◆ RECORD EXCERPTS
◇ ◇ ◇ ◇

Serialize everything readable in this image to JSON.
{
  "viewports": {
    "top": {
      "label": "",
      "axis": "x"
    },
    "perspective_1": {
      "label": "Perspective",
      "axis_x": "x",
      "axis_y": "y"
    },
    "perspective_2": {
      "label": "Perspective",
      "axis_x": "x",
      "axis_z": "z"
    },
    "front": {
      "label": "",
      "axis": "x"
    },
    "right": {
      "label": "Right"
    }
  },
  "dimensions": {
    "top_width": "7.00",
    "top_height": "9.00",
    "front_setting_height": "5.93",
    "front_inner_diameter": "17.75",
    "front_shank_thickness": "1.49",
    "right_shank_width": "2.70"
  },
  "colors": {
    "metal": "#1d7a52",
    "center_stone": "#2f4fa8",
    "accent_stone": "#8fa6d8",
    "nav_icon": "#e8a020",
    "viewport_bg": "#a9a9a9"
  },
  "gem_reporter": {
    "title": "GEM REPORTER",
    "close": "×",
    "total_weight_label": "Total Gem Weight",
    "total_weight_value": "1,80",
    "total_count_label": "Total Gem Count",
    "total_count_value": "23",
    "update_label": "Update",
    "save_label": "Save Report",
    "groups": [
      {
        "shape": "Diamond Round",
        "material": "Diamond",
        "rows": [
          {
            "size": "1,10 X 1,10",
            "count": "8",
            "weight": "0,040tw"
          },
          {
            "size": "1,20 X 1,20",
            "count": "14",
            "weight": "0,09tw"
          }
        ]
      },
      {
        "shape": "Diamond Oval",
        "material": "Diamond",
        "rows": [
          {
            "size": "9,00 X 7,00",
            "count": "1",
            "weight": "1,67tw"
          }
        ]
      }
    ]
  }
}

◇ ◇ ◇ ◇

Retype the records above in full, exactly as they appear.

Serialize everything readable in this image to JSON.
{
  "viewports": {
    "top": {
      "label": "",
      "axis": "x"
    },
    "perspective_1": {
      "label": "Perspective",
      "axis_x": "x",
      "axis_y": "y"
    },
    "perspective_2": {
      "label": "Perspective",
      "axis_x": "x",
      "axis_z": "z"
    },
    "front": {
      "label": "",
      "axis": "x"
    },
    "right": {
      "label": "Right"
    }
  },
  "dimensions": {
    "top_width": "7.00",
    "top_height": "9.00",
    "front_setting_height": "5.93",
    "front_inner_diameter": "17.75",
    "front_shank_thickness": "1.49",
    "right_shank_width": "2.70"
  },
  "colors": {
    "metal": "#1d7a52",
    "center_stone": "#2f4fa8",
    "accent_stone": "#8fa6d8",
    "nav_icon": "#e8a020",
    "viewport_bg": "#a9a9a9"
  },
  "gem_reporter": {
    "title": "GEM REPORTER",
    "close": "×",
    "total_weight_label": "Total Gem Weight",
    "total_weight_value": "1,80",
    "total_count_label": "Total Gem Count",
    "total_count_value": "23",
    "update_label": "Update",
    "save_label": "Save Report",
    "groups": [
      {
        "shape": "Diamond Round",
        "material": "Diamond",
        "rows": [
          {
            "size": "1,10 X 1,10",
            "count": "8",
            "weight": "0,040tw"
          },
          {
            "size": "1,20 X 1,20",
            "count": "14",
            "weight": "0,09tw"
          }
        ]
      },
      {
        "shape": "Diamond Oval",
        "material": "Diamond",
        "rows": [
          {
            "size": "9,00 X 7,00",
            "count": "1",
            "weight": "1,67tw"
          }
        ]
      }
    ]
  }
}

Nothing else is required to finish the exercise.